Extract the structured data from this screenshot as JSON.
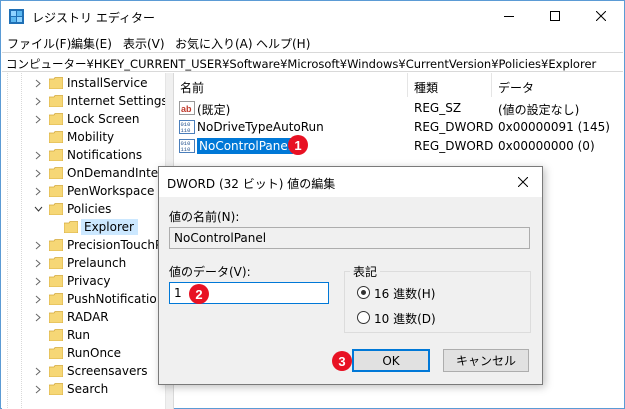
{
  "window": {
    "title": "レジストリ エディター",
    "controls": {
      "minimize": "minimize-icon",
      "maximize": "maximize-icon",
      "close": "close-icon"
    }
  },
  "menu": [
    {
      "label": "ファイル(F)"
    },
    {
      "label": "編集(E)"
    },
    {
      "label": "表示(V)"
    },
    {
      "label": "お気に入り(A)"
    },
    {
      "label": "ヘルプ(H)"
    }
  ],
  "address": "コンピューター¥HKEY_CURRENT_USER¥Software¥Microsoft¥Windows¥CurrentVersion¥Policies¥Explorer",
  "tree": {
    "items": [
      {
        "label": "InstallService"
      },
      {
        "label": "Internet Settings"
      },
      {
        "label": "Lock Screen"
      },
      {
        "label": "Mobility"
      },
      {
        "label": "Notifications"
      },
      {
        "label": "OnDemandInter"
      },
      {
        "label": "PenWorkspace"
      },
      {
        "label": "Policies"
      },
      {
        "label": "Explorer"
      },
      {
        "label": "PrecisionTouchP"
      },
      {
        "label": "Prelaunch"
      },
      {
        "label": "Privacy"
      },
      {
        "label": "PushNotificatio"
      },
      {
        "label": "RADAR"
      },
      {
        "label": "Run"
      },
      {
        "label": "RunOnce"
      },
      {
        "label": "Screensavers"
      },
      {
        "label": "Search"
      }
    ]
  },
  "list": {
    "columns": {
      "name": "名前",
      "type": "種類",
      "data": "データ"
    },
    "rows": [
      {
        "name": "(既定)",
        "type": "REG_SZ",
        "data": "(値の設定なし)",
        "icon": "string-value-icon"
      },
      {
        "name": "NoDriveTypeAutoRun",
        "type": "REG_DWORD",
        "data": "0x00000091 (145)",
        "icon": "binary-value-icon"
      },
      {
        "name": "NoControlPanel",
        "type": "REG_DWORD",
        "data": "0x00000000 (0)",
        "icon": "binary-value-icon"
      }
    ]
  },
  "dialog": {
    "title": "DWORD (32 ビット) 値の編集",
    "value_name_label": "値の名前(N):",
    "value_name": "NoControlPanel",
    "value_data_label": "値のデータ(V):",
    "value_data": "1",
    "base_label": "表記",
    "base_hex": "16 進数(H)",
    "base_dec": "10 進数(D)",
    "base_selected": "16 進数(H)",
    "ok": "OK",
    "cancel": "キャンセル"
  },
  "badges": {
    "one": "1",
    "two": "2",
    "three": "3"
  },
  "colors": {
    "badge": "#e81123",
    "selection": "#0078d7",
    "folder": "#f6d776",
    "accent_border": "#0078d7"
  }
}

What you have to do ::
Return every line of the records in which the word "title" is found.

Response box ::
    "title": "レジストリ エディター",
    "title": "DWORD (32 ビット) 値の編集",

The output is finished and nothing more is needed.